PROBLEM DESCRIPTION: Give the number of lines in the data below where the string "this" occurs, and nothing else.

Data records for software interfaces:

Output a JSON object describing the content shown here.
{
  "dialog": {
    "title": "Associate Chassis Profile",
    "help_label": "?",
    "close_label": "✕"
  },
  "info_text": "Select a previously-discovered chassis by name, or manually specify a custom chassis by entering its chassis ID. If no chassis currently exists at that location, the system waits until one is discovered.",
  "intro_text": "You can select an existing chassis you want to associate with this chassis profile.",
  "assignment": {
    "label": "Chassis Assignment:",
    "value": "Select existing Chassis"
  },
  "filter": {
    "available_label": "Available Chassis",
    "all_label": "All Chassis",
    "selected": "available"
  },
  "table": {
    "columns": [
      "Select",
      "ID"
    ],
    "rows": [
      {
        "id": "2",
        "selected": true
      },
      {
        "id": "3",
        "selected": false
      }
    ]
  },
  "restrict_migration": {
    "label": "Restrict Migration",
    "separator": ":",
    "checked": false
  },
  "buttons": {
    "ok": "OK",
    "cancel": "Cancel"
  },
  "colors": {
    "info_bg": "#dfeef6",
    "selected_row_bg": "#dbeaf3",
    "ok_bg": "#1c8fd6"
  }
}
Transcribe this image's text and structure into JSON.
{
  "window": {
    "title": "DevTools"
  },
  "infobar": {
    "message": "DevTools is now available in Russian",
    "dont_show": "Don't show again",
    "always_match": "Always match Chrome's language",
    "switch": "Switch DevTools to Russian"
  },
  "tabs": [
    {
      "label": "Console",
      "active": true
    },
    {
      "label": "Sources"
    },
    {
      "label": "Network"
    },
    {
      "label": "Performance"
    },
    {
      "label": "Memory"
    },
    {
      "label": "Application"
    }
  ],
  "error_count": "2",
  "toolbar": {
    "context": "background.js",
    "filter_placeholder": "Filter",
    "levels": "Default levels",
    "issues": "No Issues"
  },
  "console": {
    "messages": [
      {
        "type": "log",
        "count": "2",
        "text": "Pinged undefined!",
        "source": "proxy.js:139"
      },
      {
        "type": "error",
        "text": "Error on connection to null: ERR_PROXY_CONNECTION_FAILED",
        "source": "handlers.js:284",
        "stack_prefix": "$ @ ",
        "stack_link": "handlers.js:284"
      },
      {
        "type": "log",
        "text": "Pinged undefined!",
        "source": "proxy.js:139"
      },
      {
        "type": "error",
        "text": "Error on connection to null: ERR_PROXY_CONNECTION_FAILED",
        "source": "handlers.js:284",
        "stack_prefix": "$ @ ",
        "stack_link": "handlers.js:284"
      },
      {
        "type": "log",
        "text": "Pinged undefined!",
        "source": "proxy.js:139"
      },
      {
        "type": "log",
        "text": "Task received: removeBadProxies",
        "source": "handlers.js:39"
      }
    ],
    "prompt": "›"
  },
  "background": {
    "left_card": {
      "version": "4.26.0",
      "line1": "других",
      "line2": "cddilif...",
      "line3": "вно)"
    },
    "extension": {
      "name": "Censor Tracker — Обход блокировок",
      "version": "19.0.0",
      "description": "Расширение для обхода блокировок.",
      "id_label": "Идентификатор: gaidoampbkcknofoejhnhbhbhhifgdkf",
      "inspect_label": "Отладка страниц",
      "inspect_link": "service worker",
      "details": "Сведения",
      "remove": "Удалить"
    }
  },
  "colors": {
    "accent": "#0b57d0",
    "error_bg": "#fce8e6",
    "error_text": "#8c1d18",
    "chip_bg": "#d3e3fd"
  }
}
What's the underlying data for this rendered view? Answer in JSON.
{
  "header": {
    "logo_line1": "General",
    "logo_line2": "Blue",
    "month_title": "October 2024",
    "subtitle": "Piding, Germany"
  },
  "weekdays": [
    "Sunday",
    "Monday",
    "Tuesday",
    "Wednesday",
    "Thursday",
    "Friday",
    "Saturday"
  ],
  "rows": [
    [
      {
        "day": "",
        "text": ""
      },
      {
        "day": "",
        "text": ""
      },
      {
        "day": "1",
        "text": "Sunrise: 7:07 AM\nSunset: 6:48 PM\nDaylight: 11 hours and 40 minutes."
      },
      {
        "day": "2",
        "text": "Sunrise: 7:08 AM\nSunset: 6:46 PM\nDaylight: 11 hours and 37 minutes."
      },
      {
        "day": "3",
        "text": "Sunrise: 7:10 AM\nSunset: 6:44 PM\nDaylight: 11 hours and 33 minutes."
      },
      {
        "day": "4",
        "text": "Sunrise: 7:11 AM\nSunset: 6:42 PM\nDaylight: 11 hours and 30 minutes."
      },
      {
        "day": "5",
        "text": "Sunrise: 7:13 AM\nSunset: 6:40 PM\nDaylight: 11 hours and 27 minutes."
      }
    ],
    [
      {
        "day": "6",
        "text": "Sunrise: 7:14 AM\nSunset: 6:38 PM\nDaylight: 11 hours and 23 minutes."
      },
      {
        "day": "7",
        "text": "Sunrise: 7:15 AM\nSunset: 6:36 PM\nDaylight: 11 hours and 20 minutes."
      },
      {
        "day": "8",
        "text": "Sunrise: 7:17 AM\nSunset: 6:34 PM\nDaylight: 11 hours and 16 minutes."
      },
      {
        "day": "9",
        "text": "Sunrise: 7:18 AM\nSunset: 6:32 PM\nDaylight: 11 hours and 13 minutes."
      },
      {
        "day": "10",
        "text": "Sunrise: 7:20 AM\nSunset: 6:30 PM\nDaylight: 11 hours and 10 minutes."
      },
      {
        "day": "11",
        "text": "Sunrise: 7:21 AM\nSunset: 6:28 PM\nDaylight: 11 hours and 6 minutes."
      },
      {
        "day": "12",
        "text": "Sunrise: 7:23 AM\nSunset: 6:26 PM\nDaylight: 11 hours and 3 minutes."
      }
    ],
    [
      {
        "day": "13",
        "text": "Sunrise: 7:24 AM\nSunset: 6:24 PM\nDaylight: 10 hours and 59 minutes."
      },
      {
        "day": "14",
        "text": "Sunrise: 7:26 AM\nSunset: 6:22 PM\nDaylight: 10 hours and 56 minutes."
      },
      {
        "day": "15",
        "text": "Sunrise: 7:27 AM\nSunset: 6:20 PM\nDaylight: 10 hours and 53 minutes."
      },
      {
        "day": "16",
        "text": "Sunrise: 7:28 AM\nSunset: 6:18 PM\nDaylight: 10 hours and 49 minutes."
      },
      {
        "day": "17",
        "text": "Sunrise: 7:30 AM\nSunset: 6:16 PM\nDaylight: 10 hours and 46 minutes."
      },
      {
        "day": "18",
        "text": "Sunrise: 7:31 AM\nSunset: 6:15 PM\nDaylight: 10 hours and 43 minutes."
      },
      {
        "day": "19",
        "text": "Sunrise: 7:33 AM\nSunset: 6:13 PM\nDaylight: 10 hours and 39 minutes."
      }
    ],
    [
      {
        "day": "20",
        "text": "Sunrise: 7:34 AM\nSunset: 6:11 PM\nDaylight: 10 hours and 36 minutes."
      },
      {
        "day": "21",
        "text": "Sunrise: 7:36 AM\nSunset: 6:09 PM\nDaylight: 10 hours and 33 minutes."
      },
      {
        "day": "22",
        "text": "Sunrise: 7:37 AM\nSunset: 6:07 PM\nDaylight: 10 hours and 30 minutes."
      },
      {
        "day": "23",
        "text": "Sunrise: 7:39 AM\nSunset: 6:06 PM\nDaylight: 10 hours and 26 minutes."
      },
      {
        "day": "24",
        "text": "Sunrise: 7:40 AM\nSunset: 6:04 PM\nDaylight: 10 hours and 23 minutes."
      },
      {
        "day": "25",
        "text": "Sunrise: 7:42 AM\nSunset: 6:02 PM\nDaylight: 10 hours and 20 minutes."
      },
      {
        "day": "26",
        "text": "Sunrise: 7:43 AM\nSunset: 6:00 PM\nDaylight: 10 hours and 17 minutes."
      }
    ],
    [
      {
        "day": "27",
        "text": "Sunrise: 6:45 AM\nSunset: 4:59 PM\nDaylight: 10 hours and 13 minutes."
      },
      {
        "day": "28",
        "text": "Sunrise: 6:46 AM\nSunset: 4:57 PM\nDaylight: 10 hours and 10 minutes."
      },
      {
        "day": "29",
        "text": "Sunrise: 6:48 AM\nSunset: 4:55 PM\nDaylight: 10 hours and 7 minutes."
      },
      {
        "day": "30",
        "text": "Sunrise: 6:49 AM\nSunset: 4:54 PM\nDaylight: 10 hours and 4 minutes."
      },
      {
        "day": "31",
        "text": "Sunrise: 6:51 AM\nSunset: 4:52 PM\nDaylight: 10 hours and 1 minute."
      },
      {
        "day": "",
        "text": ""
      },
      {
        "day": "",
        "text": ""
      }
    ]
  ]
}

TASK RESULT: 3